[TASK STATEMENT] Make an exact copy of all the data.
RECORD EXTRACTS Block Start
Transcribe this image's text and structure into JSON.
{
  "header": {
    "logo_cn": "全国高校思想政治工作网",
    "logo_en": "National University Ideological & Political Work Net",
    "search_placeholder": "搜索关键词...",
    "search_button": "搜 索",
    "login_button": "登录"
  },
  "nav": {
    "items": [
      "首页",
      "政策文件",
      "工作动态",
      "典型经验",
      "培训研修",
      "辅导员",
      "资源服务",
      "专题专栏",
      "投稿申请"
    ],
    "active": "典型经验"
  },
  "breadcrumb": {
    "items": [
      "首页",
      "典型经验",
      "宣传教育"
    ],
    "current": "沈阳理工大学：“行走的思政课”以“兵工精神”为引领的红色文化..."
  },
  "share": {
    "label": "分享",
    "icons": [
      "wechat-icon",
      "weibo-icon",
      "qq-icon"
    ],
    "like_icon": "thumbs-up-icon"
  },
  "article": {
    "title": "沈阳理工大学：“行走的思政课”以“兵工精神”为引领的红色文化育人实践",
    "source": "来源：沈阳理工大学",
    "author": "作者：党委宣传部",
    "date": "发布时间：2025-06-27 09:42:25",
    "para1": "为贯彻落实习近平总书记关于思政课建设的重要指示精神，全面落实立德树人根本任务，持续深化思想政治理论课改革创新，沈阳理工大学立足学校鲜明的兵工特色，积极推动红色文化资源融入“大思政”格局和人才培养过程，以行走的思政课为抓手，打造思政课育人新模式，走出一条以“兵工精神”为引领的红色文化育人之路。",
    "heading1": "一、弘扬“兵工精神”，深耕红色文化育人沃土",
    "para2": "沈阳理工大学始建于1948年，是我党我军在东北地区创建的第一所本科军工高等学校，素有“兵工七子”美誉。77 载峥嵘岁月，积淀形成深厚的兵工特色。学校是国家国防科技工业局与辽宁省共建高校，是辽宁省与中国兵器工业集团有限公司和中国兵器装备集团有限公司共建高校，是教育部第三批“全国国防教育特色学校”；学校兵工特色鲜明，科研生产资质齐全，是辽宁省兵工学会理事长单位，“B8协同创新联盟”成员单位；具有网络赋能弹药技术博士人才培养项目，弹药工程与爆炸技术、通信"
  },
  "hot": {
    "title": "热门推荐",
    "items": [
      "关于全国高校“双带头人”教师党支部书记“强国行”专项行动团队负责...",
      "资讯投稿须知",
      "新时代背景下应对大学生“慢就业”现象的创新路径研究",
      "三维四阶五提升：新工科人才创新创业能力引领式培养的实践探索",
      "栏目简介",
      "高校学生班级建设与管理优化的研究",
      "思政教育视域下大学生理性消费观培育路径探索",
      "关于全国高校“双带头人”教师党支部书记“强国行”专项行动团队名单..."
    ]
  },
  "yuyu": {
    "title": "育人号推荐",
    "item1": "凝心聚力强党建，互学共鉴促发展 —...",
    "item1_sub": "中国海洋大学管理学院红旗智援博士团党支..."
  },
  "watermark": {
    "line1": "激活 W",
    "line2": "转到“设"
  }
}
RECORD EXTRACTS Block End
[EXERCISE RESULT]
Transcribe this image's text and structure into JSON.
{
  "header": {
    "logo_cn": "全国高校思想政治工作网",
    "logo_en": "National University Ideological & Political Work Net",
    "search_placeholder": "搜索关键词...",
    "search_button": "搜 索",
    "login_button": "登录"
  },
  "nav": {
    "items": [
      "首页",
      "政策文件",
      "工作动态",
      "典型经验",
      "培训研修",
      "辅导员",
      "资源服务",
      "专题专栏",
      "投稿申请"
    ],
    "active": "典型经验"
  },
  "breadcrumb": {
    "items": [
      "首页",
      "典型经验",
      "宣传教育"
    ],
    "current": "沈阳理工大学：“行走的思政课”以“兵工精神”为引领的红色文化..."
  },
  "share": {
    "label": "分享",
    "icons": [
      "wechat-icon",
      "weibo-icon",
      "qq-icon"
    ],
    "like_icon": "thumbs-up-icon"
  },
  "article": {
    "title": "沈阳理工大学：“行走的思政课”以“兵工精神”为引领的红色文化育人实践",
    "source": "来源：沈阳理工大学",
    "author": "作者：党委宣传部",
    "date": "发布时间：2025-06-27 09:42:25",
    "para1": "为贯彻落实习近平总书记关于思政课建设的重要指示精神，全面落实立德树人根本任务，持续深化思想政治理论课改革创新，沈阳理工大学立足学校鲜明的兵工特色，积极推动红色文化资源融入“大思政”格局和人才培养过程，以行走的思政课为抓手，打造思政课育人新模式，走出一条以“兵工精神”为引领的红色文化育人之路。",
    "heading1": "一、弘扬“兵工精神”，深耕红色文化育人沃土",
    "para2": "沈阳理工大学始建于1948年，是我党我军在东北地区创建的第一所本科军工高等学校，素有“兵工七子”美誉。77 载峥嵘岁月，积淀形成深厚的兵工特色。学校是国家国防科技工业局与辽宁省共建高校，是辽宁省与中国兵器工业集团有限公司和中国兵器装备集团有限公司共建高校，是教育部第三批“全国国防教育特色学校”；学校兵工特色鲜明，科研生产资质齐全，是辽宁省兵工学会理事长单位，“B8协同创新联盟”成员单位；具有网络赋能弹药技术博士人才培养项目，弹药工程与爆炸技术、通信"
  },
  "hot": {
    "title": "热门推荐",
    "items": [
      "关于全国高校“双带头人”教师党支部书记“强国行”专项行动团队负责...",
      "资讯投稿须知",
      "新时代背景下应对大学生“慢就业”现象的创新路径研究",
      "三维四阶五提升：新工科人才创新创业能力引领式培养的实践探索",
      "栏目简介",
      "高校学生班级建设与管理优化的研究",
      "思政教育视域下大学生理性消费观培育路径探索",
      "关于全国高校“双带头人”教师党支部书记“强国行”专项行动团队名单..."
    ]
  },
  "yuyu": {
    "title": "育人号推荐",
    "item1": "凝心聚力强党建，互学共鉴促发展 —...",
    "item1_sub": "中国海洋大学管理学院红旗智援博士团党支..."
  },
  "watermark": {
    "line1": "激活 W",
    "line2": "转到“设"
  }
}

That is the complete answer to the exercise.